Ban Ki Moon’s long awaited progress report on the negotiations in Cyprus did not come up with a final recommendation on how long the United Nations will be committed to engage in Cyprus. However, he warned that the UN would not continue indefinitely to spend efforts and money on a process that does not seem to render any progress. The underlying question is why so much time has been spent on a process that does not seem to be leading toward a successful conclusion.
In order to assess this question this ECMI Issue Brief #25 addresses a couple of interrelated questions, such as how a desired future solution should be devised for the respective communities. Is there a real desire to change the current political system on behalf of the Greek Cypriot community? Does the Turkish Cypriot community really wish to enter a multi-cultural political set-up in which it shall play a minority role albeit one that will include extensive participation rights? What are the interests of external actors, notably Turkey, the European Union and the United States of America? Finally, are there push factors that would make a solution possible or might there be an overarching interest that unites various actors in the secret desire to perpetuate the situation and preserve the so called “Cyprus Problem”?...
• The protection of asylum-seekers in Europe is dealt with under three principal bodies of law: the UN Convention Relating to the Status of Refugees of 1951, the law of the European Union and the soft law developed by the Council of Europe.
• Member states of the Council of Europe are also bound by the judgments of the European Convention on Human Rights; although the convention makes no reference to refugee protection, its provisions and the judgments of its court in Strasbourg impose important obligations on states in respect of asylum.
• The entry into force of the Amsterdam Treaty in 1999 initiated the first phase of the creation of the Common European Asylum System (CEAS), which aimed to harmonize refugee protection among member states while enabling them to meet their international obligations in that respect.
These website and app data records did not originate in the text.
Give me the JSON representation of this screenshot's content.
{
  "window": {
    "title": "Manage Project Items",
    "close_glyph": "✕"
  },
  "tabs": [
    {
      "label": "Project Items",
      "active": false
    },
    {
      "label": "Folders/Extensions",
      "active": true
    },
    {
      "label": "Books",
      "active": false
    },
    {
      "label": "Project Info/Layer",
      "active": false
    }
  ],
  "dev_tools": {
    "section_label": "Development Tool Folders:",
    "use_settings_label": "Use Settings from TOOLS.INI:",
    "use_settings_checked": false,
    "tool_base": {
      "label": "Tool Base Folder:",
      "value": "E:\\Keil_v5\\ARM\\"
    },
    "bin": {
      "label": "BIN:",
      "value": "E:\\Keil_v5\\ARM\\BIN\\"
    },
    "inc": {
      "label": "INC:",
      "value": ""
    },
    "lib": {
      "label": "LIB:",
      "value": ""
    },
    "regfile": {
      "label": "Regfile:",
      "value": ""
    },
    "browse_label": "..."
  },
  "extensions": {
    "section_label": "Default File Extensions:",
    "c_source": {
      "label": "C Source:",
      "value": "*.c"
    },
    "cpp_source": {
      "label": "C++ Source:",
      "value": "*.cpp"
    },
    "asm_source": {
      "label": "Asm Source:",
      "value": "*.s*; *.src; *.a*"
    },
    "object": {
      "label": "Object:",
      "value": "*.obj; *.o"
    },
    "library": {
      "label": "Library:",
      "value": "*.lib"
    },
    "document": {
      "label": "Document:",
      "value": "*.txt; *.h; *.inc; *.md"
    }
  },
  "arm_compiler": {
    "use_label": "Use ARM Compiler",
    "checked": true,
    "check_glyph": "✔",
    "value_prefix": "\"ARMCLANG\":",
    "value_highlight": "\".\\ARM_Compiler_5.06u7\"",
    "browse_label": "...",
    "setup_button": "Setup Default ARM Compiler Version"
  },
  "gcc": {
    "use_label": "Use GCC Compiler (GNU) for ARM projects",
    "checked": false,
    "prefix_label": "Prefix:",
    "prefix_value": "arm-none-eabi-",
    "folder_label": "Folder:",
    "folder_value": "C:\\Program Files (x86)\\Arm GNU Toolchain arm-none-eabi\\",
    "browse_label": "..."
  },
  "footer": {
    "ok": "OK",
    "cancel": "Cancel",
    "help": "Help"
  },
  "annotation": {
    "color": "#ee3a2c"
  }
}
• The harmonizing measures adopted by the EU have been subject to severe criticism and the practices of member states reveal a systemic failure to comply with international refugee protection obligations.
• While there have been improvements in European refugee policy, significant challenges must be addressed before Europe can regain its reputation as a champion of the rights of the refugee. This is given particular urgency by recent events in North Africa, which may lead to large numbers of persons fleeing violence and disorder....
With the Cyprus reunification negotiations under way since 2008 at an impasse, dramatic steps are needed. As the stalemate continues, the costs for Greek and Turkish Cypriots, Turkey and the European Union (EU) are growing. Neither Greek Cypriots nor Turkish Cypriots can fulfil their potential on an island whose future is divided, uncertain, militarised and facing new economic difficulties. Time is making it ever harder to reunify the island, divided politically since Greek Cypriots seized control of the Republic of Cyprus in 1963 and militarily since a Turkish invasion in 1974 created a Turkish Cypriot zone on its northern third. After nearly four decades, the sides remain far apart even on the meaning of the talks’ agreed goal, a bi-zonal, bi-communal federation. While there has long been peace, and relative freedom to interact since 2003, trade and visits between the two communities across the Green Line are decreasing.
Lack of a settlement damages everyone’s interests and keeps frustrations high. More than 200,000 Cypriots are still internally displaced persons (IDPs), and Turkish troops remain in overwhelming force. Few outside the military command in Ankara know if there are 21,000 soldiers, as Turkey says, or 43,000, as Greek Cypriots claim – a dispute that is one indication among many of the distrust and lack of information. Crisis Group has detailed in four reports since 2006 how the interests of the 1.1 million Cypriots and outside parties would be best met with a comprehensive political settlement. This remains the ideal, but as it is unrealistic in the coming months, ICG proposes interim unilateral steps....